If it seems like Showalter is being overly cautious, he does have another reason for sending certain starters to Twin Lakes instead of using them in Grapefruit League contests -- which he will do again with Chris Tillman on Saturday and Chen on Monday.

"It's also because you control the pitch counts down there," Showalter said. "If he throws 15, 20 pitches in an inning, we can say, 'That's enough.' So we know he's going to reach the perfect pitch count and innings pitched over there. He's not going to all of the sudden have 30 pitches in an inning and we have to sit him down after two innings here. So we control the environment."

Showalter agrees with call, not with rule

SARASOTA, Fla. -- Following Thursday's 4-3 loss to the Rays, Orioles manager Buck Showalter wasn't too pleased with the unusual catcher's interference call that ultimately awarded Tampa Bay the game-winning run.

Showalter's qualm wasn't with third-base umpire Chad Fairchild -- whom he acknowledged made the proper call -- but instead with the rule itself.

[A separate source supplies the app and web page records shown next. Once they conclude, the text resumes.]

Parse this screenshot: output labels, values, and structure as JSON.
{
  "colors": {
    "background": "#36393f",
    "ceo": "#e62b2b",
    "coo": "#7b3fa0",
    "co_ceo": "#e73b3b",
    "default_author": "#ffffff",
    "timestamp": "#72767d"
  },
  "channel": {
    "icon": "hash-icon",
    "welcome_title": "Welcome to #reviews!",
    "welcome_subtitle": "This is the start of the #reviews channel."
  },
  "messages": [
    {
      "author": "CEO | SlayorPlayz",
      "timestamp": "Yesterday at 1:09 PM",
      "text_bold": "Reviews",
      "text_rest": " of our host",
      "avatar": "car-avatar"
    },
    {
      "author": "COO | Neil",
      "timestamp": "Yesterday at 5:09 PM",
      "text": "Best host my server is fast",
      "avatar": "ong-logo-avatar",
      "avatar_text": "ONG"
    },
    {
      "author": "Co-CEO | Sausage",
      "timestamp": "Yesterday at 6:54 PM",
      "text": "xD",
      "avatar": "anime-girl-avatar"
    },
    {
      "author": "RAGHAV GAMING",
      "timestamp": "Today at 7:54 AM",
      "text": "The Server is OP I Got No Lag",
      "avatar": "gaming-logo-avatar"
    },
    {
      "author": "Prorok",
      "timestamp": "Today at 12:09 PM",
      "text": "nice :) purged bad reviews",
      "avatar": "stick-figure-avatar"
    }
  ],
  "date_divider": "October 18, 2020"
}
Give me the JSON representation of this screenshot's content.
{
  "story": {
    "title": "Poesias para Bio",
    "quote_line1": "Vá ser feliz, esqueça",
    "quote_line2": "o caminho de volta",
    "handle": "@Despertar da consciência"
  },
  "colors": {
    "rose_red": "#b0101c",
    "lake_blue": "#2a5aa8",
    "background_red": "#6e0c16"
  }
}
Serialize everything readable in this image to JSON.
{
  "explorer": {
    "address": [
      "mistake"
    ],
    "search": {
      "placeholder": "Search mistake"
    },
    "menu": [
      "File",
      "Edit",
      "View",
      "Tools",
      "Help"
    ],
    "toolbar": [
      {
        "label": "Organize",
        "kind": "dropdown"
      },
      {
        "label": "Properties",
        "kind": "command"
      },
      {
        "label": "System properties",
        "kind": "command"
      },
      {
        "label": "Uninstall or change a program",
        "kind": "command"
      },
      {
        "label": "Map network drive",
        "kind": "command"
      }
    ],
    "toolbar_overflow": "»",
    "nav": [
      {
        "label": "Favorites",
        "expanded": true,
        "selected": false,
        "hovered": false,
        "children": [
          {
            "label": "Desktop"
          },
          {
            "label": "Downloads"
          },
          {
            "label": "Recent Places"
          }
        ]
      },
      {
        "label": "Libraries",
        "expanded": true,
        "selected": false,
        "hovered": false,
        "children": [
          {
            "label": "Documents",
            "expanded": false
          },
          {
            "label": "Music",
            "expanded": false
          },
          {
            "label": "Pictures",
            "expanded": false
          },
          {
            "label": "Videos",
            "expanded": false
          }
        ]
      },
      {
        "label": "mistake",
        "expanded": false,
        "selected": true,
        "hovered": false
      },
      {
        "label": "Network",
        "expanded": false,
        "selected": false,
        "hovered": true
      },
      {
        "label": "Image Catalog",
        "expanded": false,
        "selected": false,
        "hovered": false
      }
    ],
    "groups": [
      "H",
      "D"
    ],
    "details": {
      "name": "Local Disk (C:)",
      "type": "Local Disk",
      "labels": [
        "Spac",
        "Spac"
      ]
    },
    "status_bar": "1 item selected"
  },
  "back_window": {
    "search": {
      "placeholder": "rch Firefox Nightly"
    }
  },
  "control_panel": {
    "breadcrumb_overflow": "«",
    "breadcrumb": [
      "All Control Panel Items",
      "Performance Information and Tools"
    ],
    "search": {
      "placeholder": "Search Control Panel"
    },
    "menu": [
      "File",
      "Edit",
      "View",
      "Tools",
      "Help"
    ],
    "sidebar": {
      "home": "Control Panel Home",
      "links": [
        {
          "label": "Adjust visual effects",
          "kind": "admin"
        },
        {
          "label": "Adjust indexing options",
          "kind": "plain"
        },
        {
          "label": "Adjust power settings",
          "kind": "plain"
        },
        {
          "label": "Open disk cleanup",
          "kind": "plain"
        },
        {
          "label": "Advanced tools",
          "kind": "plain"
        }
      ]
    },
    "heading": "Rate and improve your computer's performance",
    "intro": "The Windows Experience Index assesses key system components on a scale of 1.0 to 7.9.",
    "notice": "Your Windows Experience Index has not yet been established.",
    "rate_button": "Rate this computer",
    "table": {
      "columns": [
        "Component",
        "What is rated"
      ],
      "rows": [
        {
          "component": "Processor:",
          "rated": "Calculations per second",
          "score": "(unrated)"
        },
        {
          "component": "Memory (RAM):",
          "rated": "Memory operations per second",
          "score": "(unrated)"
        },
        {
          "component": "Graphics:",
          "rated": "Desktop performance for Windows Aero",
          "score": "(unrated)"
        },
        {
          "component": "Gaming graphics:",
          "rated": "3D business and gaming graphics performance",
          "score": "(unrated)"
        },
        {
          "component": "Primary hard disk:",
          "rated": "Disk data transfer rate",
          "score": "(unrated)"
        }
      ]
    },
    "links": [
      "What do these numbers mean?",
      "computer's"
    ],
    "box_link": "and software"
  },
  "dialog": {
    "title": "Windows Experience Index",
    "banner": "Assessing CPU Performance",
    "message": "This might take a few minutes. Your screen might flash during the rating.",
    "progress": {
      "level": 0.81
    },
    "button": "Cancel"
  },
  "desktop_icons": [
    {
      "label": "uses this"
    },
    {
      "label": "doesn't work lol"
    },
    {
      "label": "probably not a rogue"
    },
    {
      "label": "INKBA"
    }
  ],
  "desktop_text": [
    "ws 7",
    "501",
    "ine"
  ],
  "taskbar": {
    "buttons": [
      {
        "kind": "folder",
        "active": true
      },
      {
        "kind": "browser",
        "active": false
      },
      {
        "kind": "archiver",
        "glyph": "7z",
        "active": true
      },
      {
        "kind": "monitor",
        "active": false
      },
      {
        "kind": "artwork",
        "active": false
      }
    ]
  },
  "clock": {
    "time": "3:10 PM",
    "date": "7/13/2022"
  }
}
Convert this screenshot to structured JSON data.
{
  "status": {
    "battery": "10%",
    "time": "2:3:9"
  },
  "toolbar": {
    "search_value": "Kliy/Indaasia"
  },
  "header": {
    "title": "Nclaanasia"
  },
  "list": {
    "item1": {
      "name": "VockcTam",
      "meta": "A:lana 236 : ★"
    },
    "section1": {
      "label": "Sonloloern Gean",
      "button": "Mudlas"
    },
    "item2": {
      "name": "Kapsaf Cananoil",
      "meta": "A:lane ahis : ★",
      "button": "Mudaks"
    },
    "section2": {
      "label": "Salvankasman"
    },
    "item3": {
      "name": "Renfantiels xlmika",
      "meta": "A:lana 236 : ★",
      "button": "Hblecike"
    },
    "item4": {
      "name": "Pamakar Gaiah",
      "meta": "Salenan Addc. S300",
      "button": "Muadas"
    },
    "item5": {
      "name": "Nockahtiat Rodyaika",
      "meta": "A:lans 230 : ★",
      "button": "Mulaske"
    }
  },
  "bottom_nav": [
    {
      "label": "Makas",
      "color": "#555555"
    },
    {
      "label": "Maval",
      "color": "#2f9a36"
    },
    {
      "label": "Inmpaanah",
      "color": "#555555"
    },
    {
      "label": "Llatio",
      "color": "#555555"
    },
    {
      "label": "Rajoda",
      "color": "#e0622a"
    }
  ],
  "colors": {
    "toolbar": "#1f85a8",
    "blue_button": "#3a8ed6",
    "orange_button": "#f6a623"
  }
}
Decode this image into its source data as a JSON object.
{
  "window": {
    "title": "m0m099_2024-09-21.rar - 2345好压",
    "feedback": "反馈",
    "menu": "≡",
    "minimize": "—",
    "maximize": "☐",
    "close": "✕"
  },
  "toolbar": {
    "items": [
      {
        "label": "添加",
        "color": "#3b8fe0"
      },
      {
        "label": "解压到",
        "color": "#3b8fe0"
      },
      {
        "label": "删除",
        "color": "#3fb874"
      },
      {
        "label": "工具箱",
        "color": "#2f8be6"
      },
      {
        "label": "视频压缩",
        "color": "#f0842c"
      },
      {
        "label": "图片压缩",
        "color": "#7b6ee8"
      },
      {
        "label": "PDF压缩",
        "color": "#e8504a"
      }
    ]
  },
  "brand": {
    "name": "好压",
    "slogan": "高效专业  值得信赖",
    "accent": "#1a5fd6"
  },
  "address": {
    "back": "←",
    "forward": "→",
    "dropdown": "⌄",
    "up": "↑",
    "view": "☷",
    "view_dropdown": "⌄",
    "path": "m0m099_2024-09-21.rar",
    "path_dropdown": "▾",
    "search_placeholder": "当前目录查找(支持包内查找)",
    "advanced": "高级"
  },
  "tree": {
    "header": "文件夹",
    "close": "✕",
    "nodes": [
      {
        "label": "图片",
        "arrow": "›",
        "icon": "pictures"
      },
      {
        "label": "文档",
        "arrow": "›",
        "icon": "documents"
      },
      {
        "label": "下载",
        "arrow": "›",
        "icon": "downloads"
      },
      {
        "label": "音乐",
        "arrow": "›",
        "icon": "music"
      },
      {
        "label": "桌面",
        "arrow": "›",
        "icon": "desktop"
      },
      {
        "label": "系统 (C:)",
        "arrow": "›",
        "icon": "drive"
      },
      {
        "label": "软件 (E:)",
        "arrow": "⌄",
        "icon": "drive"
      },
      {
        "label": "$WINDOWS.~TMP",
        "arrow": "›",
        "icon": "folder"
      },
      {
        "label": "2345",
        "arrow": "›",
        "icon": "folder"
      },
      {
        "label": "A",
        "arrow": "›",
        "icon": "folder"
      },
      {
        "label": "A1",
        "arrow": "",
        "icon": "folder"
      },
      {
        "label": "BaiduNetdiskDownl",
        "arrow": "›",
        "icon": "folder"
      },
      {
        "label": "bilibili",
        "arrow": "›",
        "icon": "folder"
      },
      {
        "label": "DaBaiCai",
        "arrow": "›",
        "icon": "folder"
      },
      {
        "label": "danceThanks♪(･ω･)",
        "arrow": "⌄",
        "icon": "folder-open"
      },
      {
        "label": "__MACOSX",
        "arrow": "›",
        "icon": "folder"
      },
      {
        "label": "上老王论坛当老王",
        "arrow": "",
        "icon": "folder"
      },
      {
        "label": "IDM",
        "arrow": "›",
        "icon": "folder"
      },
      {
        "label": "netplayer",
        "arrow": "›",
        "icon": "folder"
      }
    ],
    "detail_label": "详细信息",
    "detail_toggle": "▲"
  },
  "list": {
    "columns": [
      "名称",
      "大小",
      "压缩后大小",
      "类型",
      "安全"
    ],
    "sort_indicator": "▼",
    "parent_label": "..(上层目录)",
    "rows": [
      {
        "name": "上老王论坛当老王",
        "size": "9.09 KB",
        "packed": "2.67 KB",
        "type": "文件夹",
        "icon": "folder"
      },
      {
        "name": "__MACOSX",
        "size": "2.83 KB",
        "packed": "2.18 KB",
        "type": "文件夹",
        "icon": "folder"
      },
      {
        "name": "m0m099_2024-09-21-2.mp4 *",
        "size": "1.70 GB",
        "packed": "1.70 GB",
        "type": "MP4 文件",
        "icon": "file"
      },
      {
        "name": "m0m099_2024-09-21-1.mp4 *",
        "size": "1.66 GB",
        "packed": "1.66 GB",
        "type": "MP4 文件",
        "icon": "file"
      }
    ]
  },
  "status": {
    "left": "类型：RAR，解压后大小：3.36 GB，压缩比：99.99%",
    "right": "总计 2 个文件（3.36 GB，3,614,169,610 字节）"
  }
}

That rule, 7.04 (e) in the official rulebook, states:

"Each runner, other than the batter, may without liability to be put out, advance one base when a fielder deliberately touches a pitched ball with his cap, mask or any part of his uniform detached from its proper place on his person. The ball is in play, and the award is made from the position of the runner at the time the ball was touched."

It's that rule that allowed Rays top prospect Wil Myers to trot home from third base after Orioles catcher Luis Exposito used his catcher's mask to casually rake in a pitch from top prospect Dylan Bundy that had bounced off his chest protector and stopped just a couple feet in front of him.

"That's a rule, if you stop and think about it, what purpose does it serve?" Showalter said. "The ball is two feet in front of home plate and you're going to decide a ballgame with that? I mean, the call was right, but why is that rule there? What's it keeping from happening?"

Plenty of fans in attendance seemed to be wondering the same thing, as it wasn't immediately clear why Myers had been awarded home plate. Even Bundy admitted he was initially a bit lost on the mound.

"I didn't really know at all what [the call] was, I'd never even heard of that," Bundy said. "I mean, it's not like he meant to throw the mask at the ball, but I guess that doesn't really matter. That's just baseball."

Worth noting

• Tillman, who is dealing with abdominal soreness, threw another successful bullpen session Thursday and will pitch two innings in Minor League camp at Twin Lakes on Saturday.

• Orioles Minor League reliever Jonatan Isenia has been replaced on the Netherlands roster for the championship round of the World Baseball Classic after straining his right elbow. Isenia, who was replaced by Dodgers reliever Kenley Jansen, pitched 3 2/3 innings in the Classic, allowing one run on two hits.

The 19-year-old righty went 0-1 with a 1.47 ERA last season in 13 appearances in the Dominican summer league.

Paul Casella is a reporter for MLB.com. Follow him on Twitter @paul_casella. This story was not subject to the approval of Major League Baseball or its clubs.